The current European Junior BMX champion is one of the leading lights in British cycling at the moment, and at just 18 has his whole future ahead of him.
But things could have been so different for the Preston-born star, after a day that would have convinced many people to never want to take a seat in the saddle.
“When I was six, my dad had a really bad accident on the road cycling into work,” said Cullen, speaking at a SportsAid event dedicated to championing the parents and guardians of talented young athletes.
“He ended up in a bad way – he broke his neck, cracked his skull, fractured his eye socket and he couldn’t work for the best part of a year.
“One day up to the hospital we spotted a little BMX track. It’s such a weird thing that cycling had put my dad’s life on hold for six months and that’s what got me into the sport I’m in today.
“We went down with a cheap old mountain bike I had when I was younger and I just bonded with it instantly.
“My dad’s the person that I thank for getting me here, although maybe not in the conventional way. It’s inspiring that cycling put him in that position, but he was still there to get me into it and helping me into the new light where my career is now.”
After that unusual introduction, Cullen has gone from strength to strength on the BMX circuit, claiming two World Junior BMX Championships, as well as competing at the 2018 Youth Olympic Games in Buenos Aires.
But just like his dad 12 years ago, Cullen has experienced his fair share of scrapes in a sport that is constantly teetering on the edge, with every slight deviation having the possibility of disaster.
The start of last year is the perfect example of that, with three crashes in quick succession for the young star, which prompted his decision to take some time away from the sport.
“I was going into the season the best I’d ever felt,” Cullen said. “Physically and mentally I was confident, but in the first race of the year I managed to crash on the first lap of practice which was a freak accident.
“Then when I was recovering back home I had another crash in training.
“Following that I crashed a third time in Norway, so after that I took a break from racing for two months.
“I just focused on myself and at that point it was more for my mental wellbeing – getting back my confidence was quite hard after taking some heavy hits.
“It worked really well, the week after getting back on it I won the National Championship in Glasgow, then the week after that won the European gold in Latvia, so it did the job.”
This year sees him make the step up to the elite Championship Level, and while primitive thoughts of this summer’s scheduled Tokyo Olympic Games are never far away, it is a trip to France in 2024 that the youngster already has in the diary.
He said: “Tokyo is a potential but it depends on how everyone rides this year, so it could be on the cards but most likely 2024 in Paris will be my time to shine.
“It’s a sport that is so random, there are so many factors, so many variables that can change on the day, even due to weather.
“You’ve got to be fully switched on, you can’t be half asleep if you want to be a BMX rider, not a chance.”

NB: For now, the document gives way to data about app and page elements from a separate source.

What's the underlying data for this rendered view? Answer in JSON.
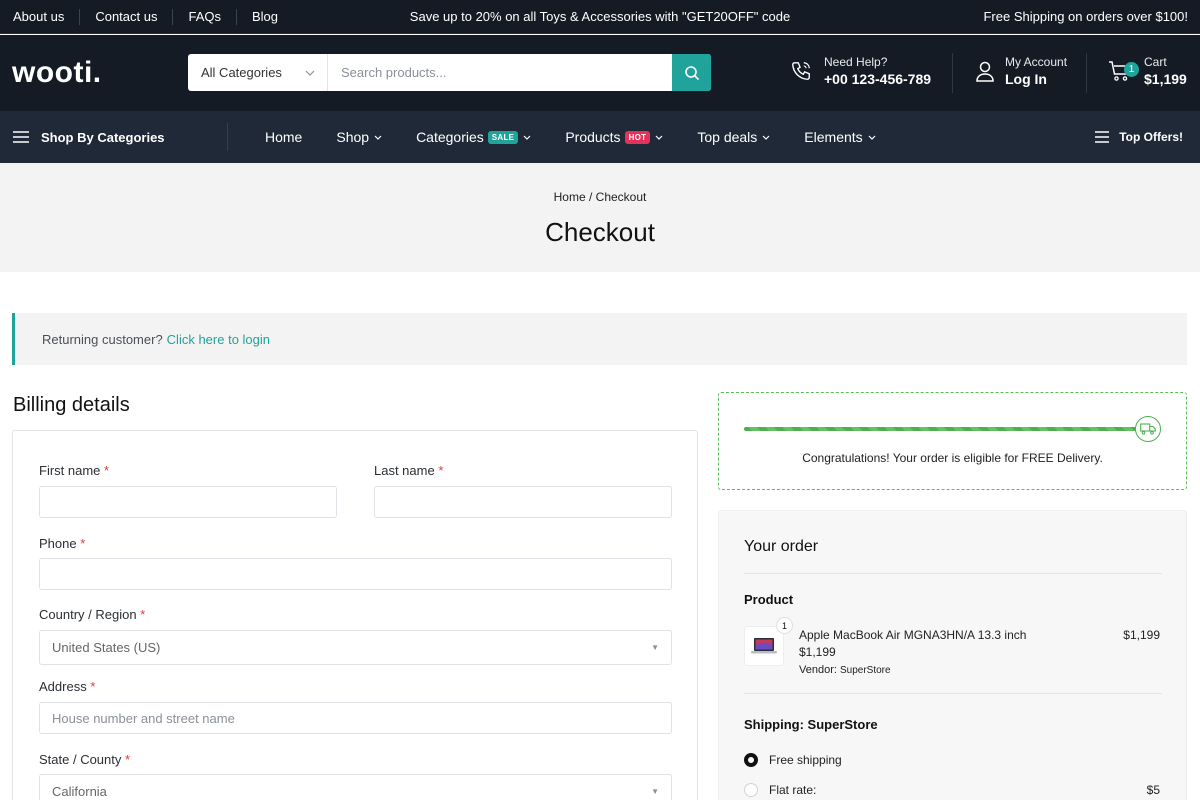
{
  "topbar": {
    "links": [
      "About us",
      "Contact us",
      "FAQs",
      "Blog"
    ],
    "promo": "Save up to 20% on all Toys & Accessories with \"GET20OFF\" code",
    "shipping": "Free Shipping on orders over $100!"
  },
  "header": {
    "logo": "wooti.",
    "search": {
      "category": "All Categories",
      "placeholder": "Search products..."
    },
    "help": {
      "label": "Need Help?",
      "phone": "+00 123-456-789"
    },
    "account": {
      "label": "My Account",
      "action": "Log In"
    },
    "cart": {
      "label": "Cart",
      "total": "$1,199",
      "count": "1"
    }
  },
  "nav": {
    "shop_by": "Shop By Categories",
    "items": {
      "home": "Home",
      "shop": "Shop",
      "categories": "Categories",
      "categories_tag": "SALE",
      "products": "Products",
      "products_tag": "HOT",
      "top_deals": "Top deals",
      "elements": "Elements"
    },
    "top_offers": "Top Offers!"
  },
  "page": {
    "breadcrumb": "Home / Checkout",
    "title": "Checkout"
  },
  "returning": {
    "text": "Returning customer?",
    "link": "Click here to login"
  },
  "billing": {
    "heading": "Billing details",
    "first_name": "First name",
    "last_name": "Last name",
    "phone": "Phone",
    "country_label": "Country / Region",
    "country_value": "United States (US)",
    "address_label": "Address",
    "address_placeholder": "House number and street name",
    "state_label": "State / County",
    "state_value": "California",
    "required_mark": "*"
  },
  "free_delivery": {
    "progress": 1.0,
    "message": "Congratulations! Your order is eligible for FREE Delivery."
  },
  "order": {
    "heading": "Your order",
    "product_heading": "Product",
    "item": {
      "qty": "1",
      "name": "Apple MacBook Air MGNA3HN/A 13.3 inch",
      "price": "$1,199",
      "vendor_label": "Vendor:",
      "vendor": "SuperStore",
      "total": "$1,199"
    },
    "shipping_heading": "Shipping: SuperStore",
    "options": {
      "free": "Free shipping",
      "flat": "Flat rate:",
      "flat_price": "$5"
    }
  },
  "colors": {
    "dark": "#141b24",
    "nav": "#1f2937",
    "accent": "#1fa39a",
    "hot": "#e2335a",
    "success": "#4caf50"
  }
}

SportsAid supports the most promising young British athletes by providing them with a financial award, recognition and personal development opportunities during the critical early stages of their careers. Please visit www.sportsaid.org.uk to find out how you can help the charity support the country’s next generation of sporting heroes.